=== Section Start ===

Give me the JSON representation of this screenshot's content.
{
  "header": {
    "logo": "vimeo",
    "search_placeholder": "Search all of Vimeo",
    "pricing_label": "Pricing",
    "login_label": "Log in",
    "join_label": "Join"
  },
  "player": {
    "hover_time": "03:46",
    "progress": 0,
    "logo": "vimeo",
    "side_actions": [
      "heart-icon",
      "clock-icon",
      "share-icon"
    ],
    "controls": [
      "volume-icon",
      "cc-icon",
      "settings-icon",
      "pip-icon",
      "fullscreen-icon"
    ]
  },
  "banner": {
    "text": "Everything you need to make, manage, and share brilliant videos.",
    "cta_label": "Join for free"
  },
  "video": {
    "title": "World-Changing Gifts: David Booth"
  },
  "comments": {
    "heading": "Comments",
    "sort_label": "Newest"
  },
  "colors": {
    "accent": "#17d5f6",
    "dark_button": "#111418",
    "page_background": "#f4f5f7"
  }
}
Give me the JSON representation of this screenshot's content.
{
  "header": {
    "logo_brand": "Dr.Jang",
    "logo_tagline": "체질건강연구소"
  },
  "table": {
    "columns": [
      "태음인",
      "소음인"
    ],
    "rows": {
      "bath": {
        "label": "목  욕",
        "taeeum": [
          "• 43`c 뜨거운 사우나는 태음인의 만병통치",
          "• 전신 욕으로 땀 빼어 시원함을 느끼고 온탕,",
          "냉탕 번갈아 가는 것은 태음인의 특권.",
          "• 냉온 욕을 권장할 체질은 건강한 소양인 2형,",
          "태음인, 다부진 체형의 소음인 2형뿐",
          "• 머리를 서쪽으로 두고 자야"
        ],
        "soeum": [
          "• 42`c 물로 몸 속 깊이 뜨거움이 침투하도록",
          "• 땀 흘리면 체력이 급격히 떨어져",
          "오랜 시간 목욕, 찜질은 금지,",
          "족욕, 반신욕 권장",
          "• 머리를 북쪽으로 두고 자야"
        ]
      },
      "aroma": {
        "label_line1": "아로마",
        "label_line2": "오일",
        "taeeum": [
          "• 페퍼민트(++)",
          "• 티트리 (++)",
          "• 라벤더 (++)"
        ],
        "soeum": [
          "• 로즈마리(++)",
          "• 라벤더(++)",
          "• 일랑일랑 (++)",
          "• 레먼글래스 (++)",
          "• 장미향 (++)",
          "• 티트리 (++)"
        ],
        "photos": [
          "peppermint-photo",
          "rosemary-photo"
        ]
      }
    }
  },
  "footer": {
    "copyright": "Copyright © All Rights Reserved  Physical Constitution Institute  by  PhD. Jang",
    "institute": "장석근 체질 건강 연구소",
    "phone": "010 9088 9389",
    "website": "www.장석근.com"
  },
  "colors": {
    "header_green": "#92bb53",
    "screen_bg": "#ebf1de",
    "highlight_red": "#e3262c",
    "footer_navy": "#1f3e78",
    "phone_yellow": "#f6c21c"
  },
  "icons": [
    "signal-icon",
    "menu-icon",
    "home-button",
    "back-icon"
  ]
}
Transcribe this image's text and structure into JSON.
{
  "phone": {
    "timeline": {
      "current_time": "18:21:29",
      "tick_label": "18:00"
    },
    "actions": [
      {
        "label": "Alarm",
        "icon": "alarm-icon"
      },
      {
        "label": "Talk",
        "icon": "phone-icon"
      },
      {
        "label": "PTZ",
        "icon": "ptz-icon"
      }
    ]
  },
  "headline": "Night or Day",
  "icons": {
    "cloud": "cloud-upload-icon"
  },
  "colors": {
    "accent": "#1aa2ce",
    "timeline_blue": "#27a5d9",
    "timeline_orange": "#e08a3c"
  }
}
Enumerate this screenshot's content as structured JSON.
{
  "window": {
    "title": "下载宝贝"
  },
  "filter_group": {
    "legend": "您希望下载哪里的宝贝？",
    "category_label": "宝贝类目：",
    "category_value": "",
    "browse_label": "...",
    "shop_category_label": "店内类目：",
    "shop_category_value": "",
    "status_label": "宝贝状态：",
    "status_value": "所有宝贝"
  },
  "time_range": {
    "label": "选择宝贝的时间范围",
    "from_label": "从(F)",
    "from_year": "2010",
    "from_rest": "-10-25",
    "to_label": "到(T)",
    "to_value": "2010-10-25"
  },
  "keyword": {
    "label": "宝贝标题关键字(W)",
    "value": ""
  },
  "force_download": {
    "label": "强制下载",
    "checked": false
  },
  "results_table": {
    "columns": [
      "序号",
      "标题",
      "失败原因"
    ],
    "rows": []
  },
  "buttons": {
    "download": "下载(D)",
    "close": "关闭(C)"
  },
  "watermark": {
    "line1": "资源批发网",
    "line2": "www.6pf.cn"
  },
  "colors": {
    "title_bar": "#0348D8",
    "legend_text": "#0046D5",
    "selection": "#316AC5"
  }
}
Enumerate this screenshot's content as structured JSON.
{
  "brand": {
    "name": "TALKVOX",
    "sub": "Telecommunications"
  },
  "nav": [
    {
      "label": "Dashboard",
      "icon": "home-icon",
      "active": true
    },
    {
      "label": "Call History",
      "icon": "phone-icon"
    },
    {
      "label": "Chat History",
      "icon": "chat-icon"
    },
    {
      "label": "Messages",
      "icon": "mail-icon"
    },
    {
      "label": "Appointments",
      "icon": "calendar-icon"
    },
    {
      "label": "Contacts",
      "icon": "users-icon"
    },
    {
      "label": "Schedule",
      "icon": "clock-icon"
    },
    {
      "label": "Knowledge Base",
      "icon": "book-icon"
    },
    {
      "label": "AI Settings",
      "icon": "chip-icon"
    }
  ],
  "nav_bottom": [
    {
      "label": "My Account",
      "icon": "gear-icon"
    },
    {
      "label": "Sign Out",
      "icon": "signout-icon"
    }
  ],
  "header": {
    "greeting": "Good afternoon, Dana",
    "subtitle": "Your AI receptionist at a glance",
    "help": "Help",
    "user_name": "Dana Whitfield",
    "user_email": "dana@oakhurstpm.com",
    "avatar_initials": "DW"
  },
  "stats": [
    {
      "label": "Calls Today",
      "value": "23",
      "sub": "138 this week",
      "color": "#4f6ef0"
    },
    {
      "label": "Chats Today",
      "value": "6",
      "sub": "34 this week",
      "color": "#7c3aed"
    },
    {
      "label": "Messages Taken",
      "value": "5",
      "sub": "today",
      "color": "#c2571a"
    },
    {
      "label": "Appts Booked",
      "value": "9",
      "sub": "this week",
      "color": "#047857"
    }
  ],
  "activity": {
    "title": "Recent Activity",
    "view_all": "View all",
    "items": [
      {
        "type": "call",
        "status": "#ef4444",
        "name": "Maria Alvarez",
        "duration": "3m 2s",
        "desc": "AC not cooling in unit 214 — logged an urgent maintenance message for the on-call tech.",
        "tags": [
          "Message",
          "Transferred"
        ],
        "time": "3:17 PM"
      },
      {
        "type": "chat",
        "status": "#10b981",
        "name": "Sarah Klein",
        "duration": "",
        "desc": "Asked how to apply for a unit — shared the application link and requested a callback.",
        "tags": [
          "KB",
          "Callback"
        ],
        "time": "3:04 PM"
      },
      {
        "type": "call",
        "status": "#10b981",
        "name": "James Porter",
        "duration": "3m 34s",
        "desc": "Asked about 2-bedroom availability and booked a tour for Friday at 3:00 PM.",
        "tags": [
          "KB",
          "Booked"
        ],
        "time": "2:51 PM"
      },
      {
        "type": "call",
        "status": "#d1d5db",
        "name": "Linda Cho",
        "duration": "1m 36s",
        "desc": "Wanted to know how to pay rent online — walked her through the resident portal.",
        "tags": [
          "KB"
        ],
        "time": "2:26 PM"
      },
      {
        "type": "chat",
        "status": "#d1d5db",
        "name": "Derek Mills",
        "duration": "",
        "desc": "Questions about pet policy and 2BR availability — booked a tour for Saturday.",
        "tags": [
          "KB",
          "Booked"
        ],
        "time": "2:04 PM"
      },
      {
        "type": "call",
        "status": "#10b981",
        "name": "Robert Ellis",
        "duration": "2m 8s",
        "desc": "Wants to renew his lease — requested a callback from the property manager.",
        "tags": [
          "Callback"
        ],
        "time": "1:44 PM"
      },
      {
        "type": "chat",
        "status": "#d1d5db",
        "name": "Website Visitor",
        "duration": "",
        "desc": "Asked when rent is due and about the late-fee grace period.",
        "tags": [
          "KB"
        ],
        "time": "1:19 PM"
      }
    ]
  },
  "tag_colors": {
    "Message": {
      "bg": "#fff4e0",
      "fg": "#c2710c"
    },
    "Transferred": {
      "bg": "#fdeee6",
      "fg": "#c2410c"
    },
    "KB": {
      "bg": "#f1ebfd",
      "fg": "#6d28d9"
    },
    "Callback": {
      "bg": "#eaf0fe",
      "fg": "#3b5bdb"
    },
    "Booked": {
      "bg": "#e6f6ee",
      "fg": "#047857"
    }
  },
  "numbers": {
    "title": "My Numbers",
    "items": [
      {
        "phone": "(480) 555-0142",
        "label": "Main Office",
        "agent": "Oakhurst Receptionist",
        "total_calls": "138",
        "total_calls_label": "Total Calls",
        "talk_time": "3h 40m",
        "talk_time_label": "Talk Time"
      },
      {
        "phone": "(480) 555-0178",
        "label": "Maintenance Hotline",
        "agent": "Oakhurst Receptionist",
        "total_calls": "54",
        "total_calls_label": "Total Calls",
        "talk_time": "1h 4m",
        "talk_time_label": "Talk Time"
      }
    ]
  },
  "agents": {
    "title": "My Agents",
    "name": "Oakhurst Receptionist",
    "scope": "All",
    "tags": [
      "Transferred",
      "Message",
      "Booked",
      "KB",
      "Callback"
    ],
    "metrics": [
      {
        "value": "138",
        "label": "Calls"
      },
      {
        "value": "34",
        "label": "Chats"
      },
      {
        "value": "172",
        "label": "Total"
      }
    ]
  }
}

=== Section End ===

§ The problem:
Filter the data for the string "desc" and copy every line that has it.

§ Written answer:
        "desc": "AC not cooling in unit 214 — logged an urgent maintenance message for the on-call tech.",
        "desc": "Asked how to apply for a unit — shared the application link and requested a callback.",
        "desc": "Asked about 2-bedroom availability and booked a tour for Friday at 3:00 PM.",
        "desc": "Wanted to know how to pay rent online — walked her through the resident portal.",
        "desc": "Questions about pet policy and 2BR availability — booked a tour for Saturday.",
        "desc": "Wants to renew his lease — requested a callback from the property manager.",
        "desc": "Asked when rent is due and about the late-fee grace period.",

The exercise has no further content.